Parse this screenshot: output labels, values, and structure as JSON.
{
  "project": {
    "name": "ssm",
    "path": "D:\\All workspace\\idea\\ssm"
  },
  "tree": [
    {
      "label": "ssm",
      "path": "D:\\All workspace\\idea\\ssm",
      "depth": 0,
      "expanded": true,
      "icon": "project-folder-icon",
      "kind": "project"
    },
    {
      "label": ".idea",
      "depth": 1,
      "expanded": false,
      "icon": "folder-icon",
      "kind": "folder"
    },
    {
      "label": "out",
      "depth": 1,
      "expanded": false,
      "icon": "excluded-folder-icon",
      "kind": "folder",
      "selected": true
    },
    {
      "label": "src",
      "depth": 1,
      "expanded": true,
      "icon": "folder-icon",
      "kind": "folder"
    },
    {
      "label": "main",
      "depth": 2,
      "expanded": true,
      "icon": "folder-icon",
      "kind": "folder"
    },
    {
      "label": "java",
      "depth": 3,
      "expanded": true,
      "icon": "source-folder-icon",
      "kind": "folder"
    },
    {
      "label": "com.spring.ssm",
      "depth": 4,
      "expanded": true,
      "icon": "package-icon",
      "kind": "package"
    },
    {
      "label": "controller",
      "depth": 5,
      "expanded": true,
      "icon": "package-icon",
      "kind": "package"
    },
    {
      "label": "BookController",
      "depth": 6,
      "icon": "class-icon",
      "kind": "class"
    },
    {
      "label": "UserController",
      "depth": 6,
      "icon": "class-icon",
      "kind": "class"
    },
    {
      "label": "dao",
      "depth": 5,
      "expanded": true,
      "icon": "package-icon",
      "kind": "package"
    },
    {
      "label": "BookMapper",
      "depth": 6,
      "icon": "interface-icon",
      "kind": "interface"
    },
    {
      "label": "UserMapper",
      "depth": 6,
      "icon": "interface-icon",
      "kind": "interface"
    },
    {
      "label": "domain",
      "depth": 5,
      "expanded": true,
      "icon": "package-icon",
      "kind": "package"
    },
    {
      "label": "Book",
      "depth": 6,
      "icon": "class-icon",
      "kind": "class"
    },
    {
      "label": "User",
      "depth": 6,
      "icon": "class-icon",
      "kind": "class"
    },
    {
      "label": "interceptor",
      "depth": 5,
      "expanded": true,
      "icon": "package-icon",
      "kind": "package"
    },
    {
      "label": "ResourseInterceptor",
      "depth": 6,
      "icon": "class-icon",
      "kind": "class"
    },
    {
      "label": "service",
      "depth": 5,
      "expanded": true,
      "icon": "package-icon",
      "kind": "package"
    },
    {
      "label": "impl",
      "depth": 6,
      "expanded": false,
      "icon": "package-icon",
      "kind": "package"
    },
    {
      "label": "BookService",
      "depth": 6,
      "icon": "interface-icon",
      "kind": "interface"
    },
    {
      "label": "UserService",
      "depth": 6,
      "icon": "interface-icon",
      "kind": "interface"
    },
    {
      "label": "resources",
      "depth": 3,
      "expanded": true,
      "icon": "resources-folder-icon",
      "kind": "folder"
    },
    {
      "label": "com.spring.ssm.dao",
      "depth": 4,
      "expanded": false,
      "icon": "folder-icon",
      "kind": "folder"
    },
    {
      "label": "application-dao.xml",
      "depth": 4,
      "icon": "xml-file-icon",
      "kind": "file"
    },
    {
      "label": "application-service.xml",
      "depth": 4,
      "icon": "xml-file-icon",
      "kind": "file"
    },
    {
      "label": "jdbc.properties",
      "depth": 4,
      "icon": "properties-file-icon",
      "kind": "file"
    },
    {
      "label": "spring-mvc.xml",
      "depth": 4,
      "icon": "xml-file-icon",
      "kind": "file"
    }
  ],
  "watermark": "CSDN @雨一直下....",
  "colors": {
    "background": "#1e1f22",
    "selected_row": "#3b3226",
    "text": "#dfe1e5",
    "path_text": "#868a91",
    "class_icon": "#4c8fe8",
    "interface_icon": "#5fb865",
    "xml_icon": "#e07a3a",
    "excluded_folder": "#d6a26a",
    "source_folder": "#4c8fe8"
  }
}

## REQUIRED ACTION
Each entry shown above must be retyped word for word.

## SOLVED EXERCISE
Parse this screenshot: output labels, values, and structure as JSON.
{
  "project": {
    "name": "ssm",
    "path": "D:\\All workspace\\idea\\ssm"
  },
  "tree": [
    {
      "label": "ssm",
      "path": "D:\\All workspace\\idea\\ssm",
      "depth": 0,
      "expanded": true,
      "icon": "project-folder-icon",
      "kind": "project"
    },
    {
      "label": ".idea",
      "depth": 1,
      "expanded": false,
      "icon": "folder-icon",
      "kind": "folder"
    },
    {
      "label": "out",
      "depth": 1,
      "expanded": false,
      "icon": "excluded-folder-icon",
      "kind": "folder",
      "selected": true
    },
    {
      "label": "src",
      "depth": 1,
      "expanded": true,
      "icon": "folder-icon",
      "kind": "folder"
    },
    {
      "label": "main",
      "depth": 2,
      "expanded": true,
      "icon": "folder-icon",
      "kind": "folder"
    },
    {
      "label": "java",
      "depth": 3,
      "expanded": true,
      "icon": "source-folder-icon",
      "kind": "folder"
    },
    {
      "label": "com.spring.ssm",
      "depth": 4,
      "expanded": true,
      "icon": "package-icon",
      "kind": "package"
    },
    {
      "label": "controller",
      "depth": 5,
      "expanded": true,
      "icon": "package-icon",
      "kind": "package"
    },
    {
      "label": "BookController",
      "depth": 6,
      "icon": "class-icon",
      "kind": "class"
    },
    {
      "label": "UserController",
      "depth": 6,
      "icon": "class-icon",
      "kind": "class"
    },
    {
      "label": "dao",
      "depth": 5,
      "expanded": true,
      "icon": "package-icon",
      "kind": "package"
    },
    {
      "label": "BookMapper",
      "depth": 6,
      "icon": "interface-icon",
      "kind": "interface"
    },
    {
      "label": "UserMapper",
      "depth": 6,
      "icon": "interface-icon",
      "kind": "interface"
    },
    {
      "label": "domain",
      "depth": 5,
      "expanded": true,
      "icon": "package-icon",
      "kind": "package"
    },
    {
      "label": "Book",
      "depth": 6,
      "icon": "class-icon",
      "kind": "class"
    },
    {
      "label": "User",
      "depth": 6,
      "icon": "class-icon",
      "kind": "class"
    },
    {
      "label": "interceptor",
      "depth": 5,
      "expanded": true,
      "icon": "package-icon",
      "kind": "package"
    },
    {
      "label": "ResourseInterceptor",
      "depth": 6,
      "icon": "class-icon",
      "kind": "class"
    },
    {
      "label": "service",
      "depth": 5,
      "expanded": true,
      "icon": "package-icon",
      "kind": "package"
    },
    {
      "label": "impl",
      "depth": 6,
      "expanded": false,
      "icon": "package-icon",
      "kind": "package"
    },
    {
      "label": "BookService",
      "depth": 6,
      "icon": "interface-icon",
      "kind": "interface"
    },
    {
      "label": "UserService",
      "depth": 6,
      "icon": "interface-icon",
      "kind": "interface"
    },
    {
      "label": "resources",
      "depth": 3,
      "expanded": true,
      "icon": "resources-folder-icon",
      "kind": "folder"
    },
    {
      "label": "com.spring.ssm.dao",
      "depth": 4,
      "expanded": false,
      "icon": "folder-icon",
      "kind": "folder"
    },
    {
      "label": "application-dao.xml",
      "depth": 4,
      "icon": "xml-file-icon",
      "kind": "file"
    },
    {
      "label": "application-service.xml",
      "depth": 4,
      "icon": "xml-file-icon",
      "kind": "file"
    },
    {
      "label": "jdbc.properties",
      "depth": 4,
      "icon": "properties-file-icon",
      "kind": "file"
    },
    {
      "label": "spring-mvc.xml",
      "depth": 4,
      "icon": "xml-file-icon",
      "kind": "file"
    }
  ],
  "watermark": "CSDN @雨一直下....",
  "colors": {
    "background": "#1e1f22",
    "selected_row": "#3b3226",
    "text": "#dfe1e5",
    "path_text": "#868a91",
    "class_icon": "#4c8fe8",
    "interface_icon": "#5fb865",
    "xml_icon": "#e07a3a",
    "excluded_folder": "#d6a26a",
    "source_folder": "#4c8fe8"
  }
}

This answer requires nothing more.